• **PROBLEM REQUIREMENTS**
Read the records and write them out again exactly.

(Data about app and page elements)
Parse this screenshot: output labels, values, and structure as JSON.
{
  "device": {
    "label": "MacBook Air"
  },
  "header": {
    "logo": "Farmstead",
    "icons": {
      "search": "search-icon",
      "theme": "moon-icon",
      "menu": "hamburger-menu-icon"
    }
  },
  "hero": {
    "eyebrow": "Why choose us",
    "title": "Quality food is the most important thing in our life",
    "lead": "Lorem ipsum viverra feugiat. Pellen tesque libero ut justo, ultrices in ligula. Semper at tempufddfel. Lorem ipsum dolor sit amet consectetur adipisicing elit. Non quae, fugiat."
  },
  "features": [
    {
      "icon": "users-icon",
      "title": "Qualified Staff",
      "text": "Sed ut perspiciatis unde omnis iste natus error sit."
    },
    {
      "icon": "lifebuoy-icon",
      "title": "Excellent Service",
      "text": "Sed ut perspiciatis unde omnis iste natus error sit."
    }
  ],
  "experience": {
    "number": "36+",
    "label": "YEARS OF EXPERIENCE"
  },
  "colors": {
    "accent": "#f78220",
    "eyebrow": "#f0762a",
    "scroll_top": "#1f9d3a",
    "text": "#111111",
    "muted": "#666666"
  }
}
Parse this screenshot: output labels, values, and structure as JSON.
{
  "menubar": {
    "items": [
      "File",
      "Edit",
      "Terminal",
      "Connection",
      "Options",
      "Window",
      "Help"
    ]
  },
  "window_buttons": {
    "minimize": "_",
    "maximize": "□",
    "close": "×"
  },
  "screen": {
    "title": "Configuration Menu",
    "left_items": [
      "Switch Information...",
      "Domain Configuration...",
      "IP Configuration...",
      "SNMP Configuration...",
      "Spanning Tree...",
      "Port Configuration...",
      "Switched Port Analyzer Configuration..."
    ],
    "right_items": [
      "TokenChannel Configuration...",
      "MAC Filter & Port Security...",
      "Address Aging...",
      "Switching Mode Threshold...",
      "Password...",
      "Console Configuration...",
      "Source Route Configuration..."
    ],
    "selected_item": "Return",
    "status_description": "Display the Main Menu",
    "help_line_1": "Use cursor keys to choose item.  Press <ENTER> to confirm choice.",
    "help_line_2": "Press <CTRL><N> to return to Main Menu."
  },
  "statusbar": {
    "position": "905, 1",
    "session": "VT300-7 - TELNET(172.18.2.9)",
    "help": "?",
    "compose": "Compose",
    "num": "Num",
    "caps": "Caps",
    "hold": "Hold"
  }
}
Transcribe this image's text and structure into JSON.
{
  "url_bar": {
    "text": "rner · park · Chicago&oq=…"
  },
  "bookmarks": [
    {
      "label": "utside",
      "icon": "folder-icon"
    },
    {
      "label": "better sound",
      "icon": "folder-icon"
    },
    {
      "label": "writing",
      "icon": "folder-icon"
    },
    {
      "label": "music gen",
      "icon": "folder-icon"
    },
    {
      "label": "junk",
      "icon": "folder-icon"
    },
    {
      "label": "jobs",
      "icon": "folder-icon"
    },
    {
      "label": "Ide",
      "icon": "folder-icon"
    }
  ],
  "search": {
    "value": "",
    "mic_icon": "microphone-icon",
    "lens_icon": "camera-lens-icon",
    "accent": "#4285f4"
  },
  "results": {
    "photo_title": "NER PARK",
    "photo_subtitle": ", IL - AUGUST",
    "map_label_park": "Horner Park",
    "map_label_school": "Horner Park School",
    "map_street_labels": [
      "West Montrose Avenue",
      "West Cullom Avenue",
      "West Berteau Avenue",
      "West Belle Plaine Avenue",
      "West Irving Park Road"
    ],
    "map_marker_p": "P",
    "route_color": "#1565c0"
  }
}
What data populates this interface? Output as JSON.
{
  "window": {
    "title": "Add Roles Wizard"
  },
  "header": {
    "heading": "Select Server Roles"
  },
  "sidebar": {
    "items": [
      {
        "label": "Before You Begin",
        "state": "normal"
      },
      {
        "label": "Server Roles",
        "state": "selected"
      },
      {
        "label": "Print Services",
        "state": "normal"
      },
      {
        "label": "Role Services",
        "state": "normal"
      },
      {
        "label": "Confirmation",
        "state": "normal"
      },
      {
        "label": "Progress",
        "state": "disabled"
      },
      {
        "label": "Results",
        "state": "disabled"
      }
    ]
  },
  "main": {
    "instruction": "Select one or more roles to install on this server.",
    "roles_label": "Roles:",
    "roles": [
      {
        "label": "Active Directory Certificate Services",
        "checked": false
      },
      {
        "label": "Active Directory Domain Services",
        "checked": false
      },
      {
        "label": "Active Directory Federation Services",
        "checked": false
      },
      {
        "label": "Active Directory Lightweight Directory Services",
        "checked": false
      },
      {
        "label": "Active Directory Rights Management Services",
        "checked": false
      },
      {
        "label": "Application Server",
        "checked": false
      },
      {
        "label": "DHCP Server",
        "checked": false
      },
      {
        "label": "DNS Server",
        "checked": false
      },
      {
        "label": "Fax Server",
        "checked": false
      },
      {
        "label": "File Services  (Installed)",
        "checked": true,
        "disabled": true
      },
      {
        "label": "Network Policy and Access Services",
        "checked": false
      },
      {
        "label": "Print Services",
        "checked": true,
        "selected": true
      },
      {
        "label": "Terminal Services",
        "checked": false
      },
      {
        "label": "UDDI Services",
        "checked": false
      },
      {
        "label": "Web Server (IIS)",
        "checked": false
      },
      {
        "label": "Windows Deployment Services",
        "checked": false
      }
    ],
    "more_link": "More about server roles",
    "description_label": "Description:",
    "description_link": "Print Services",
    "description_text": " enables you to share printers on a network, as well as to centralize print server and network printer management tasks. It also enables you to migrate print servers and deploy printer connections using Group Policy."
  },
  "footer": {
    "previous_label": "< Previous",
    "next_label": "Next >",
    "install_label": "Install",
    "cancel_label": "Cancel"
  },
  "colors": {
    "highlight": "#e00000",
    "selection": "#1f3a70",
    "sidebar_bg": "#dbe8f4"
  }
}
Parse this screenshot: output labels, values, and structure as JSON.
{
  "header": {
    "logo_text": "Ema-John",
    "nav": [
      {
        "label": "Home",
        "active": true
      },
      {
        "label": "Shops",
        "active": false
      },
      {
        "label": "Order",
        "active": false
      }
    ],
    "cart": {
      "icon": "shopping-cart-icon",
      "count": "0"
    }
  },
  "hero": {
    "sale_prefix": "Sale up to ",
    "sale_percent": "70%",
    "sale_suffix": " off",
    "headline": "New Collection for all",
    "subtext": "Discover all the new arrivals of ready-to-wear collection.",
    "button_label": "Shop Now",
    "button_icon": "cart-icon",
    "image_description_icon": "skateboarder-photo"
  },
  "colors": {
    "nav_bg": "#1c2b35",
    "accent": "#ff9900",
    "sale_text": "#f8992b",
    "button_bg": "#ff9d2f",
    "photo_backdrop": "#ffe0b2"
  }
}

• **FINISHED EXERCISE**
Parse this screenshot: output labels, values, and structure as JSON.
{
  "device": {
    "label": "MacBook Air"
  },
  "header": {
    "logo": "Farmstead",
    "icons": {
      "search": "search-icon",
      "theme": "moon-icon",
      "menu": "hamburger-menu-icon"
    }
  },
  "hero": {
    "eyebrow": "Why choose us",
    "title": "Quality food is the most important thing in our life",
    "lead": "Lorem ipsum viverra feugiat. Pellen tesque libero ut justo, ultrices in ligula. Semper at tempufddfel. Lorem ipsum dolor sit amet consectetur adipisicing elit. Non quae, fugiat."
  },
  "features": [
    {
      "icon": "users-icon",
      "title": "Qualified Staff",
      "text": "Sed ut perspiciatis unde omnis iste natus error sit."
    },
    {
      "icon": "lifebuoy-icon",
      "title": "Excellent Service",
      "text": "Sed ut perspiciatis unde omnis iste natus error sit."
    }
  ],
  "experience": {
    "number": "36+",
    "label": "YEARS OF EXPERIENCE"
  },
  "colors": {
    "accent": "#f78220",
    "eyebrow": "#f0762a",
    "scroll_top": "#1f9d3a",
    "text": "#111111",
    "muted": "#666666"
  }
}
Parse this screenshot: output labels, values, and structure as JSON.
{
  "menubar": {
    "items": [
      "File",
      "Edit",
      "Terminal",
      "Connection",
      "Options",
      "Window",
      "Help"
    ]
  },
  "window_buttons": {
    "minimize": "_",
    "maximize": "□",
    "close": "×"
  },
  "screen": {
    "title": "Configuration Menu",
    "left_items": [
      "Switch Information...",
      "Domain Configuration...",
      "IP Configuration...",
      "SNMP Configuration...",
      "Spanning Tree...",
      "Port Configuration...",
      "Switched Port Analyzer Configuration..."
    ],
    "right_items": [
      "TokenChannel Configuration...",
      "MAC Filter & Port Security...",
      "Address Aging...",
      "Switching Mode Threshold...",
      "Password...",
      "Console Configuration...",
      "Source Route Configuration..."
    ],
    "selected_item": "Return",
    "status_description": "Display the Main Menu",
    "help_line_1": "Use cursor keys to choose item.  Press <ENTER> to confirm choice.",
    "help_line_2": "Press <CTRL><N> to return to Main Menu."
  },
  "statusbar": {
    "position": "905, 1",
    "session": "VT300-7 - TELNET(172.18.2.9)",
    "help": "?",
    "compose": "Compose",
    "num": "Num",
    "caps": "Caps",
    "hold": "Hold"
  }
}
Transcribe this image's text and structure into JSON.
{
  "url_bar": {
    "text": "rner · park · Chicago&oq=…"
  },
  "bookmarks": [
    {
      "label": "utside",
      "icon": "folder-icon"
    },
    {
      "label": "better sound",
      "icon": "folder-icon"
    },
    {
      "label": "writing",
      "icon": "folder-icon"
    },
    {
      "label": "music gen",
      "icon": "folder-icon"
    },
    {
      "label": "junk",
      "icon": "folder-icon"
    },
    {
      "label": "jobs",
      "icon": "folder-icon"
    },
    {
      "label": "Ide",
      "icon": "folder-icon"
    }
  ],
  "search": {
    "value": "",
    "mic_icon": "microphone-icon",
    "lens_icon": "camera-lens-icon",
    "accent": "#4285f4"
  },
  "results": {
    "photo_title": "NER PARK",
    "photo_subtitle": ", IL - AUGUST",
    "map_label_park": "Horner Park",
    "map_label_school": "Horner Park School",
    "map_street_labels": [
      "West Montrose Avenue",
      "West Cullom Avenue",
      "West Berteau Avenue",
      "West Belle Plaine Avenue",
      "West Irving Park Road"
    ],
    "map_marker_p": "P",
    "route_color": "#1565c0"
  }
}
What data populates this interface? Output as JSON.
{
  "window": {
    "title": "Add Roles Wizard"
  },
  "header": {
    "heading": "Select Server Roles"
  },
  "sidebar": {
    "items": [
      {
        "label": "Before You Begin",
        "state": "normal"
      },
      {
        "label": "Server Roles",
        "state": "selected"
      },
      {
        "label": "Print Services",
        "state": "normal"
      },
      {
        "label": "Role Services",
        "state": "normal"
      },
      {
        "label": "Confirmation",
        "state": "normal"
      },
      {
        "label": "Progress",
        "state": "disabled"
      },
      {
        "label": "Results",
        "state": "disabled"
      }
    ]
  },
  "main": {
    "instruction": "Select one or more roles to install on this server.",
    "roles_label": "Roles:",
    "roles": [
      {
        "label": "Active Directory Certificate Services",
        "checked": false
      },
      {
        "label": "Active Directory Domain Services",
        "checked": false
      },
      {
        "label": "Active Directory Federation Services",
        "checked": false
      },
      {
        "label": "Active Directory Lightweight Directory Services",
        "checked": false
      },
      {
        "label": "Active Directory Rights Management Services",
        "checked": false
      },
      {
        "label": "Application Server",
        "checked": false
      },
      {
        "label": "DHCP Server",
        "checked": false
      },
      {
        "label": "DNS Server",
        "checked": false
      },
      {
        "label": "Fax Server",
        "checked": false
      },
      {
        "label": "File Services  (Installed)",
        "checked": true,
        "disabled": true
      },
      {
        "label": "Network Policy and Access Services",
        "checked": false
      },
      {
        "label": "Print Services",
        "checked": true,
        "selected": true
      },
      {
        "label": "Terminal Services",
        "checked": false
      },
      {
        "label": "UDDI Services",
        "checked": false
      },
      {
        "label": "Web Server (IIS)",
        "checked": false
      },
      {
        "label": "Windows Deployment Services",
        "checked": false
      }
    ],
    "more_link": "More about server roles",
    "description_label": "Description:",
    "description_link": "Print Services",
    "description_text": " enables you to share printers on a network, as well as to centralize print server and network printer management tasks. It also enables you to migrate print servers and deploy printer connections using Group Policy."
  },
  "footer": {
    "previous_label": "< Previous",
    "next_label": "Next >",
    "install_label": "Install",
    "cancel_label": "Cancel"
  },
  "colors": {
    "highlight": "#e00000",
    "selection": "#1f3a70",
    "sidebar_bg": "#dbe8f4"
  }
}
Parse this screenshot: output labels, values, and structure as JSON.
{
  "header": {
    "logo_text": "Ema-John",
    "nav": [
      {
        "label": "Home",
        "active": true
      },
      {
        "label": "Shops",
        "active": false
      },
      {
        "label": "Order",
        "active": false
      }
    ],
    "cart": {
      "icon": "shopping-cart-icon",
      "count": "0"
    }
  },
  "hero": {
    "sale_prefix": "Sale up to ",
    "sale_percent": "70%",
    "sale_suffix": " off",
    "headline": "New Collection for all",
    "subtext": "Discover all the new arrivals of ready-to-wear collection.",
    "button_label": "Shop Now",
    "button_icon": "cart-icon",
    "image_description_icon": "skateboarder-photo"
  },
  "colors": {
    "nav_bg": "#1c2b35",
    "accent": "#ff9900",
    "sale_text": "#f8992b",
    "button_bg": "#ff9d2f",
    "photo_backdrop": "#ffe0b2"
  }
}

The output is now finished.